====== Data shown
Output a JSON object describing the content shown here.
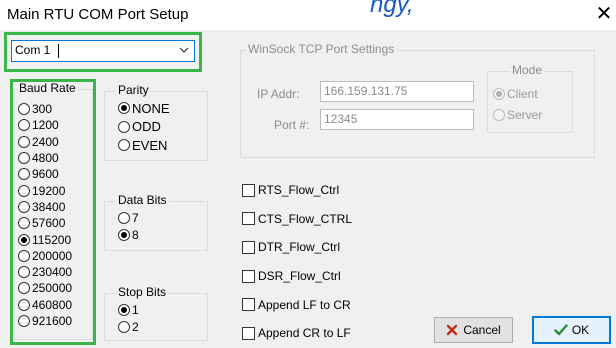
{
  "window": {
    "title": "Main RTU COM Port Setup",
    "title_partial": "ngy,",
    "close_glyph": "✕"
  },
  "com_port": {
    "value": "Com 1",
    "options": [
      "Com 1"
    ]
  },
  "baud_rate": {
    "label": "Baud Rate",
    "selected": "115200",
    "options": [
      "300",
      "1200",
      "2400",
      "4800",
      "9600",
      "19200",
      "38400",
      "57600",
      "115200",
      "200000",
      "230400",
      "250000",
      "460800",
      "921600"
    ]
  },
  "parity": {
    "label": "Parity",
    "selected": "NONE",
    "options": [
      "NONE",
      "ODD",
      "EVEN"
    ]
  },
  "data_bits": {
    "label": "Data Bits",
    "selected": "8",
    "options": [
      "7",
      "8"
    ]
  },
  "stop_bits": {
    "label": "Stop Bits",
    "selected": "1",
    "options": [
      "1",
      "2"
    ]
  },
  "winsock": {
    "label": "WinSock TCP Port Settings",
    "ip_label": "IP Addr:",
    "ip_value": "166.159.131.75",
    "port_label": "Port #:",
    "port_value": "12345",
    "mode": {
      "label": "Mode",
      "selected": "Client",
      "options": [
        "Client",
        "Server"
      ]
    }
  },
  "flow_options": [
    {
      "label": "RTS_Flow_Ctrl",
      "checked": false
    },
    {
      "label": "CTS_Flow_CTRL",
      "checked": false
    },
    {
      "label": "DTR_Flow_Ctrl",
      "checked": false
    },
    {
      "label": "DSR_Flow_Ctrl",
      "checked": false
    },
    {
      "label": "Append LF to CR",
      "checked": false
    },
    {
      "label": "Append CR to LF",
      "checked": false
    }
  ],
  "buttons": {
    "cancel": "Cancel",
    "ok": "OK"
  },
  "colors": {
    "highlight": "#3ab54a",
    "focus": "#0078d7",
    "cancel_icon": "#c42b1c",
    "ok_icon": "#2e8b3a"
  },
  "icons": {
    "close": "close-icon",
    "dropdown": "chevron-down-icon",
    "cancel": "x-mark-icon",
    "ok": "check-mark-icon"
  }
}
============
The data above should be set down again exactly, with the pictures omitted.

Output a JSON object describing the content shown here.
{
  "window": {
    "title": "Main RTU COM Port Setup",
    "title_partial": "ngy,",
    "close_glyph": "✕"
  },
  "com_port": {
    "value": "Com 1",
    "options": [
      "Com 1"
    ]
  },
  "baud_rate": {
    "label": "Baud Rate",
    "selected": "115200",
    "options": [
      "300",
      "1200",
      "2400",
      "4800",
      "9600",
      "19200",
      "38400",
      "57600",
      "115200",
      "200000",
      "230400",
      "250000",
      "460800",
      "921600"
    ]
  },
  "parity": {
    "label": "Parity",
    "selected": "NONE",
    "options": [
      "NONE",
      "ODD",
      "EVEN"
    ]
  },
  "data_bits": {
    "label": "Data Bits",
    "selected": "8",
    "options": [
      "7",
      "8"
    ]
  },
  "stop_bits": {
    "label": "Stop Bits",
    "selected": "1",
    "options": [
      "1",
      "2"
    ]
  },
  "winsock": {
    "label": "WinSock TCP Port Settings",
    "ip_label": "IP Addr:",
    "ip_value": "166.159.131.75",
    "port_label": "Port #:",
    "port_value": "12345",
    "mode": {
      "label": "Mode",
      "selected": "Client",
      "options": [
        "Client",
        "Server"
      ]
    }
  },
  "flow_options": [
    {
      "label": "RTS_Flow_Ctrl",
      "checked": false
    },
    {
      "label": "CTS_Flow_CTRL",
      "checked": false
    },
    {
      "label": "DTR_Flow_Ctrl",
      "checked": false
    },
    {
      "label": "DSR_Flow_Ctrl",
      "checked": false
    },
    {
      "label": "Append LF to CR",
      "checked": false
    },
    {
      "label": "Append CR to LF",
      "checked": false
    }
  ],
  "buttons": {
    "cancel": "Cancel",
    "ok": "OK"
  },
  "colors": {
    "highlight": "#3ab54a",
    "focus": "#0078d7",
    "cancel_icon": "#c42b1c",
    "ok_icon": "#2e8b3a"
  },
  "icons": {
    "close": "close-icon",
    "dropdown": "chevron-down-icon",
    "cancel": "x-mark-icon",
    "ok": "check-mark-icon"
  }
}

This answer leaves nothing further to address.